What needs to be done: For each record below, write an exact copy.

Element data from apps and pages
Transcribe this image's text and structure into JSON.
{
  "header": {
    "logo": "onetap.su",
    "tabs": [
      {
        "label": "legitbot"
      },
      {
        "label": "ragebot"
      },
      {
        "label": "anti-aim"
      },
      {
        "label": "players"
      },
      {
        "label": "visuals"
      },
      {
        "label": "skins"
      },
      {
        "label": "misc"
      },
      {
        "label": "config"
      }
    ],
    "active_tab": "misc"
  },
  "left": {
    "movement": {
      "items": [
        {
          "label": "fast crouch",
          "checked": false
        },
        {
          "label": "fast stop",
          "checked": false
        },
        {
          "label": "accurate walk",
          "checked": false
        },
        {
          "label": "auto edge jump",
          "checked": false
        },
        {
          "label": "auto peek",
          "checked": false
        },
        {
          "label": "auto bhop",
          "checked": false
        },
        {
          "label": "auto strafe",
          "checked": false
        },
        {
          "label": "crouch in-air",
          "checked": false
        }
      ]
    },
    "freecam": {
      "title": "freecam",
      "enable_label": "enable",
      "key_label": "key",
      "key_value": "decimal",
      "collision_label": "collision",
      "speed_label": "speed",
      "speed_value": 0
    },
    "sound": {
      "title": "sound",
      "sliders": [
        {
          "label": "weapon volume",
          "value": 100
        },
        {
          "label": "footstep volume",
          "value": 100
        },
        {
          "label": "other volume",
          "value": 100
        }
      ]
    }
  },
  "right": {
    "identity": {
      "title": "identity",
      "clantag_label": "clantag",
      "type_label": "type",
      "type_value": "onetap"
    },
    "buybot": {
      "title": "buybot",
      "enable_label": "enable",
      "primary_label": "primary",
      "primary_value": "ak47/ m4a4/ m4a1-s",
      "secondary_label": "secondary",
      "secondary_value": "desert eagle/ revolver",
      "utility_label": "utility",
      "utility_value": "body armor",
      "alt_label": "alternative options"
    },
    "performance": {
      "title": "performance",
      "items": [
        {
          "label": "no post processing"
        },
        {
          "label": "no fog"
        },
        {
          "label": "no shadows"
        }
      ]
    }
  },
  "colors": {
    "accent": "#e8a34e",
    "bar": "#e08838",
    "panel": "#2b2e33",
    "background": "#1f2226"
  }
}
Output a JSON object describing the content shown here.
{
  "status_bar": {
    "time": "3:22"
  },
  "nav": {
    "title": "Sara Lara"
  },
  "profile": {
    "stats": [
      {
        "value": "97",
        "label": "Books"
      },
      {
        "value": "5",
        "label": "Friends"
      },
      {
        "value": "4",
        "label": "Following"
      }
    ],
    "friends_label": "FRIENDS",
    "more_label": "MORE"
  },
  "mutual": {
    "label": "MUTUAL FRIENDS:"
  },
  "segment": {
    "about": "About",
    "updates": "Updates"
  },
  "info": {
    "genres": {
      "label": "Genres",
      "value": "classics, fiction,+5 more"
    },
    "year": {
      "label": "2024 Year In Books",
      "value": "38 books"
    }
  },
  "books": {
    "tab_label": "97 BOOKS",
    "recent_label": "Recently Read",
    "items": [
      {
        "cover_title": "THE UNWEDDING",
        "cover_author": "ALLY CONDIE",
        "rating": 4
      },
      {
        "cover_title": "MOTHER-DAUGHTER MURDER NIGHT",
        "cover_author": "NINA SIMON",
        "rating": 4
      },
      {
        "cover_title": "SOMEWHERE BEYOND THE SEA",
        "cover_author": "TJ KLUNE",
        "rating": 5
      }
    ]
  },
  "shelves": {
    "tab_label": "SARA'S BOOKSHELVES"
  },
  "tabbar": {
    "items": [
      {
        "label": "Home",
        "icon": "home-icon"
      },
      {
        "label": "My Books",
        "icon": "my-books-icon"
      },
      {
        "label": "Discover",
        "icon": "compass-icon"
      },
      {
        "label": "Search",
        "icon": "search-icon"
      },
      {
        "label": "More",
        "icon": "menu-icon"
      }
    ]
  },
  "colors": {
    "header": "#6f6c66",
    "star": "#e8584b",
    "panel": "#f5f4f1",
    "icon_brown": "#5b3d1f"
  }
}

Written answer:
Transcribe this image's text and structure into JSON.
{
  "header": {
    "logo": "onetap.su",
    "tabs": [
      {
        "label": "legitbot"
      },
      {
        "label": "ragebot"
      },
      {
        "label": "anti-aim"
      },
      {
        "label": "players"
      },
      {
        "label": "visuals"
      },
      {
        "label": "skins"
      },
      {
        "label": "misc"
      },
      {
        "label": "config"
      }
    ],
    "active_tab": "misc"
  },
  "left": {
    "movement": {
      "items": [
        {
          "label": "fast crouch",
          "checked": false
        },
        {
          "label": "fast stop",
          "checked": false
        },
        {
          "label": "accurate walk",
          "checked": false
        },
        {
          "label": "auto edge jump",
          "checked": false
        },
        {
          "label": "auto peek",
          "checked": false
        },
        {
          "label": "auto bhop",
          "checked": false
        },
        {
          "label": "auto strafe",
          "checked": false
        },
        {
          "label": "crouch in-air",
          "checked": false
        }
      ]
    },
    "freecam": {
      "title": "freecam",
      "enable_label": "enable",
      "key_label": "key",
      "key_value": "decimal",
      "collision_label": "collision",
      "speed_label": "speed",
      "speed_value": 0
    },
    "sound": {
      "title": "sound",
      "sliders": [
        {
          "label": "weapon volume",
          "value": 100
        },
        {
          "label": "footstep volume",
          "value": 100
        },
        {
          "label": "other volume",
          "value": 100
        }
      ]
    }
  },
  "right": {
    "identity": {
      "title": "identity",
      "clantag_label": "clantag",
      "type_label": "type",
      "type_value": "onetap"
    },
    "buybot": {
      "title": "buybot",
      "enable_label": "enable",
      "primary_label": "primary",
      "primary_value": "ak47/ m4a4/ m4a1-s",
      "secondary_label": "secondary",
      "secondary_value": "desert eagle/ revolver",
      "utility_label": "utility",
      "utility_value": "body armor",
      "alt_label": "alternative options"
    },
    "performance": {
      "title": "performance",
      "items": [
        {
          "label": "no post processing"
        },
        {
          "label": "no fog"
        },
        {
          "label": "no shadows"
        }
      ]
    }
  },
  "colors": {
    "accent": "#e8a34e",
    "bar": "#e08838",
    "panel": "#2b2e33",
    "background": "#1f2226"
  }
}
Output a JSON object describing the content shown here.
{
  "status_bar": {
    "time": "3:22"
  },
  "nav": {
    "title": "Sara Lara"
  },
  "profile": {
    "stats": [
      {
        "value": "97",
        "label": "Books"
      },
      {
        "value": "5",
        "label": "Friends"
      },
      {
        "value": "4",
        "label": "Following"
      }
    ],
    "friends_label": "FRIENDS",
    "more_label": "MORE"
  },
  "mutual": {
    "label": "MUTUAL FRIENDS:"
  },
  "segment": {
    "about": "About",
    "updates": "Updates"
  },
  "info": {
    "genres": {
      "label": "Genres",
      "value": "classics, fiction,+5 more"
    },
    "year": {
      "label": "2024 Year In Books",
      "value": "38 books"
    }
  },
  "books": {
    "tab_label": "97 BOOKS",
    "recent_label": "Recently Read",
    "items": [
      {
        "cover_title": "THE UNWEDDING",
        "cover_author": "ALLY CONDIE",
        "rating": 4
      },
      {
        "cover_title": "MOTHER-DAUGHTER MURDER NIGHT",
        "cover_author": "NINA SIMON",
        "rating": 4
      },
      {
        "cover_title": "SOMEWHERE BEYOND THE SEA",
        "cover_author": "TJ KLUNE",
        "rating": 5
      }
    ]
  },
  "shelves": {
    "tab_label": "SARA'S BOOKSHELVES"
  },
  "tabbar": {
    "items": [
      {
        "label": "Home",
        "icon": "home-icon"
      },
      {
        "label": "My Books",
        "icon": "my-books-icon"
      },
      {
        "label": "Discover",
        "icon": "compass-icon"
      },
      {
        "label": "Search",
        "icon": "search-icon"
      },
      {
        "label": "More",
        "icon": "menu-icon"
      }
    ]
  },
  "colors": {
    "header": "#6f6c66",
    "star": "#e8584b",
    "panel": "#f5f4f1",
    "icon_brown": "#5b3d1f"
  }
}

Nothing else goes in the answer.